Department of Conservation's 'extraordinary step' to win public over on 1080 drops

The Department of Conservation (DoC) is taking an "extraordinary step" to ensure the public remains confident in its 1080 aerial drops. 

The step will see DoC have its investigation of the Mapara aerial 1080 drop independently reviewed by the Waikato District Council after eight cattle died following the drop on September 6. 

They say the cattle breached a fence line on the Mapara Wildlife Reserve, about 35 kilometres from the Waikato town, and entered into the pest control area.

However anti-1080 activists claim the cattle were killed after the aerial drop of the poison went outside the drop's buffer zone.

Toxicology results show two of the eight cattle found dead had ingested 1080, DoC confirmed to Newshub. 

"It is important to undertake this rigorous review to ensure the public can have confidence in the professional discipline the department brings to its operations," Acting Director General Mervyn English says.

The helicopter's GPS flight lines show there was no over-flight of the adjacent farm area, and there was a 50-metre buffer within the operational area in place.

During a pre-flight of the operational boundary a fortnight before the drop, DoC staff noted stock in the operational area and advised the farmer to remove the stock.
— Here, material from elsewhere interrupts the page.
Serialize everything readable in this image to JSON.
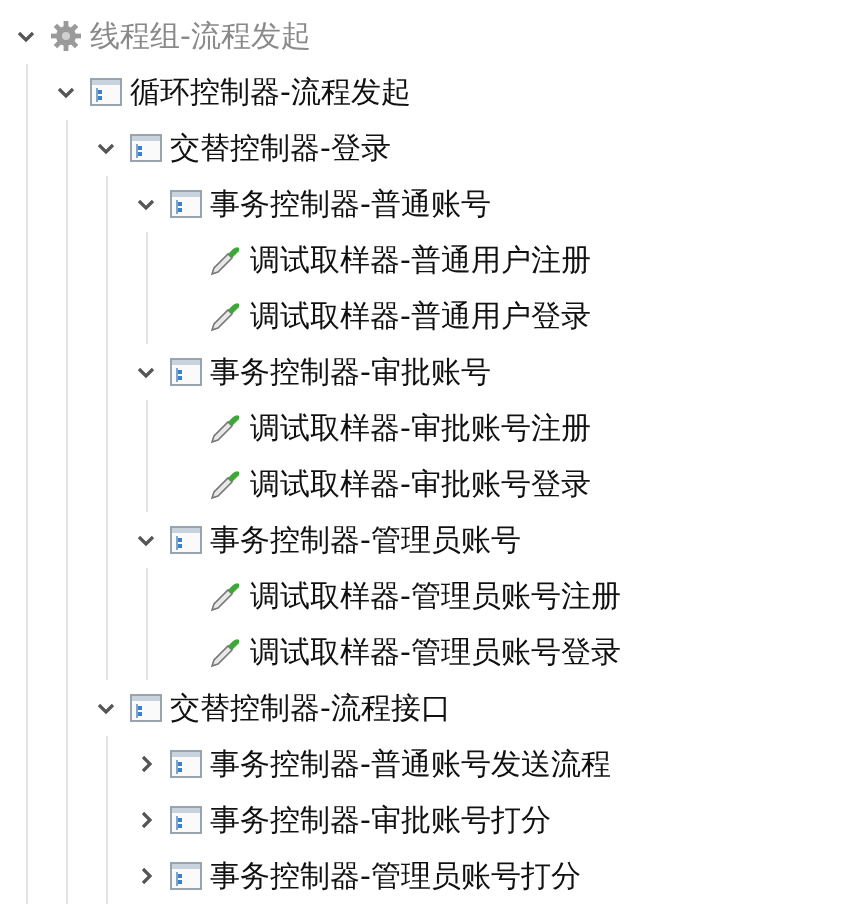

The farmers later confirmed the stock had been removed, DoC says. 

Cattle did not have access to 1080 bait on the farmers' paddocks, DoC claims.

Mr English says conducting operational reviews is standard practice after every pest control operation.